▶ **WORK ORDER**:
Would you print out every entry exactly as given?
====== PROVIDED DATA ======
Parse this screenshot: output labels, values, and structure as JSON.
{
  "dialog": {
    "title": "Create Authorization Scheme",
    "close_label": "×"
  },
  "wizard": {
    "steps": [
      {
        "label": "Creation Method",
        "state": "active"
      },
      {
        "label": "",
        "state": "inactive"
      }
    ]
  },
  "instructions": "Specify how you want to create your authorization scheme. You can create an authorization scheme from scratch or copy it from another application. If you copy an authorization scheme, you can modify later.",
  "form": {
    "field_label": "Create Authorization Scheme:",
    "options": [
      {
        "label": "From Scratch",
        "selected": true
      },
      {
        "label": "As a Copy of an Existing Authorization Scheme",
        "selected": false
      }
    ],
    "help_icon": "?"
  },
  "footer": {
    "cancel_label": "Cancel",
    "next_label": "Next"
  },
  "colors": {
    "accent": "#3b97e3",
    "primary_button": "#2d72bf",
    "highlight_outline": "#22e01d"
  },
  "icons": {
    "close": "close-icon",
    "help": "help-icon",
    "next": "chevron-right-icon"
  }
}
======
▶ **RESPONSE**:
Parse this screenshot: output labels, values, and structure as JSON.
{
  "dialog": {
    "title": "Create Authorization Scheme",
    "close_label": "×"
  },
  "wizard": {
    "steps": [
      {
        "label": "Creation Method",
        "state": "active"
      },
      {
        "label": "",
        "state": "inactive"
      }
    ]
  },
  "instructions": "Specify how you want to create your authorization scheme. You can create an authorization scheme from scratch or copy it from another application. If you copy an authorization scheme, you can modify later.",
  "form": {
    "field_label": "Create Authorization Scheme:",
    "options": [
      {
        "label": "From Scratch",
        "selected": true
      },
      {
        "label": "As a Copy of an Existing Authorization Scheme",
        "selected": false
      }
    ],
    "help_icon": "?"
  },
  "footer": {
    "cancel_label": "Cancel",
    "next_label": "Next"
  },
  "colors": {
    "accent": "#3b97e3",
    "primary_button": "#2d72bf",
    "highlight_outline": "#22e01d"
  },
  "icons": {
    "close": "close-icon",
    "help": "help-icon",
    "next": "chevron-right-icon"
  }
}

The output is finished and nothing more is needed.